_Work order_: Return each entry below exactly. Skip the images.

┌─ Data in this exercise

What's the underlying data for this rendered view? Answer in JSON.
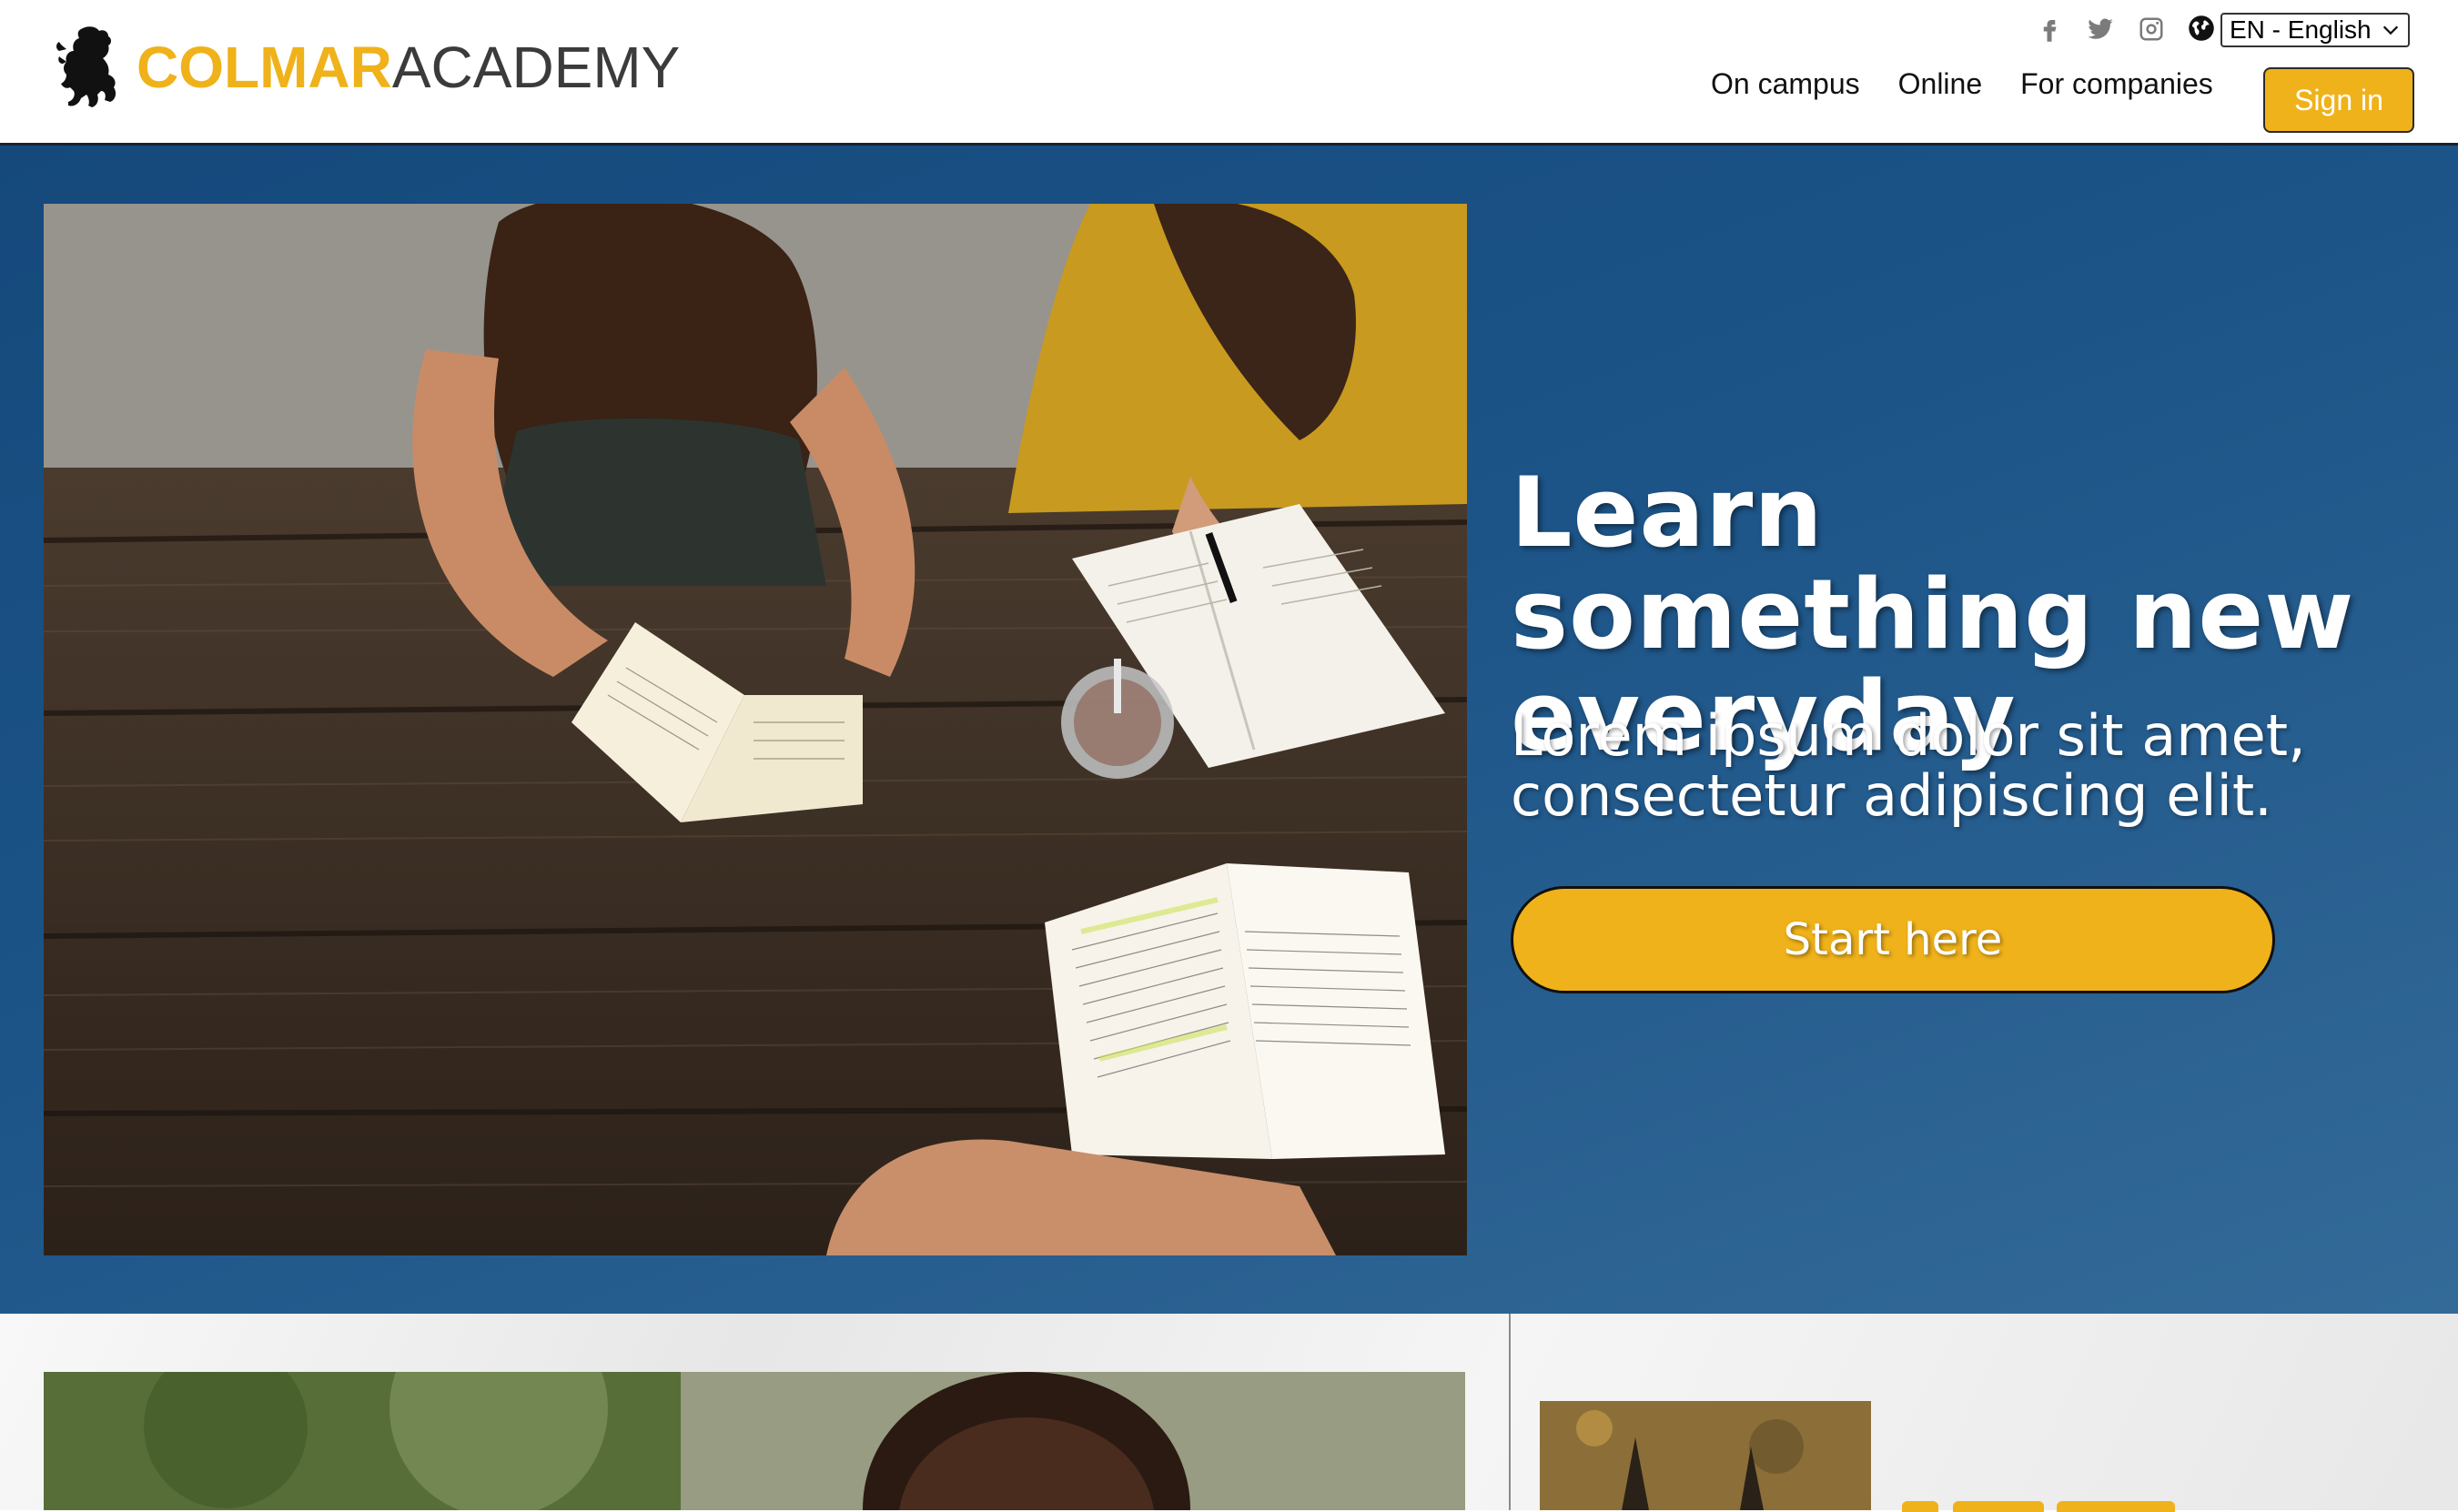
{
  "brand": {
    "name_part1": "COLMAR",
    "name_part2": "ACADEMY",
    "color_primary": "#f0b21a",
    "color_text": "#3b3b3b"
  },
  "header": {
    "social": [
      "facebook-icon",
      "twitter-icon",
      "instagram-icon"
    ],
    "language": {
      "icon": "globe-icon",
      "selected": "EN - English"
    },
    "nav": [
      {
        "label": "On campus"
      },
      {
        "label": "Online"
      },
      {
        "label": "For companies"
      }
    ],
    "signin_label": "Sign in"
  },
  "hero": {
    "title": "Learn something new everyday",
    "subtitle": "Lorem ipsum dolor sit amet, consectetur adipiscing elit.",
    "cta_label": "Start here",
    "background_color": "#1c5488"
  }
}
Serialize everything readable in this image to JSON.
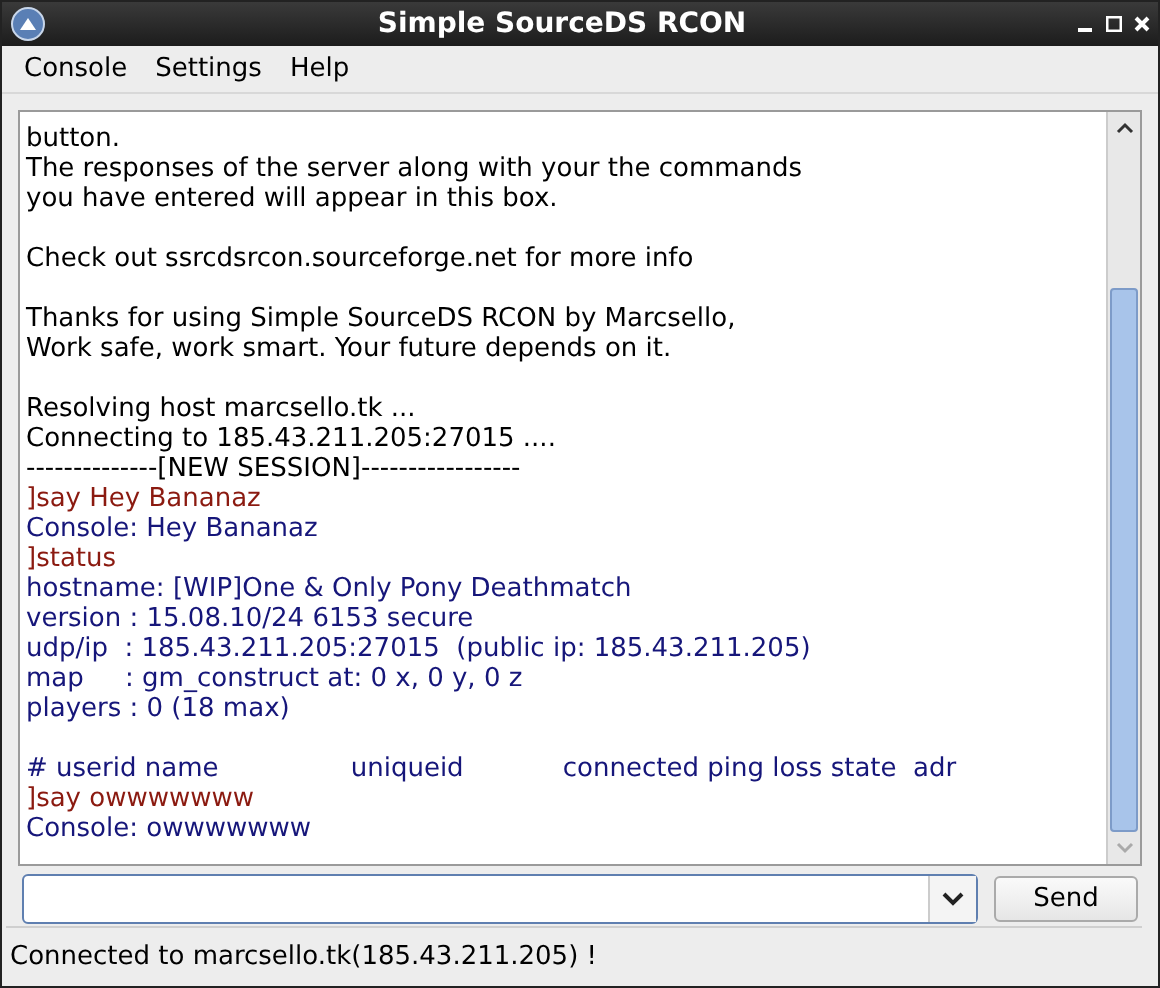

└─

_Solution to the exercise_:
What's the underlying data for this rendered view? Answer in JSON.
{
  "brand": {
    "name_part1": "COLMAR",
    "name_part2": "ACADEMY",
    "color_primary": "#f0b21a",
    "color_text": "#3b3b3b"
  },
  "header": {
    "social": [
      "facebook-icon",
      "twitter-icon",
      "instagram-icon"
    ],
    "language": {
      "icon": "globe-icon",
      "selected": "EN - English"
    },
    "nav": [
      {
        "label": "On campus"
      },
      {
        "label": "Online"
      },
      {
        "label": "For companies"
      }
    ],
    "signin_label": "Sign in"
  },
  "hero": {
    "title": "Learn something new everyday",
    "subtitle": "Lorem ipsum dolor sit amet, consectetur adipiscing elit.",
    "cta_label": "Start here",
    "background_color": "#1c5488"
  }
}
Serialize everything readable in this image to JSON.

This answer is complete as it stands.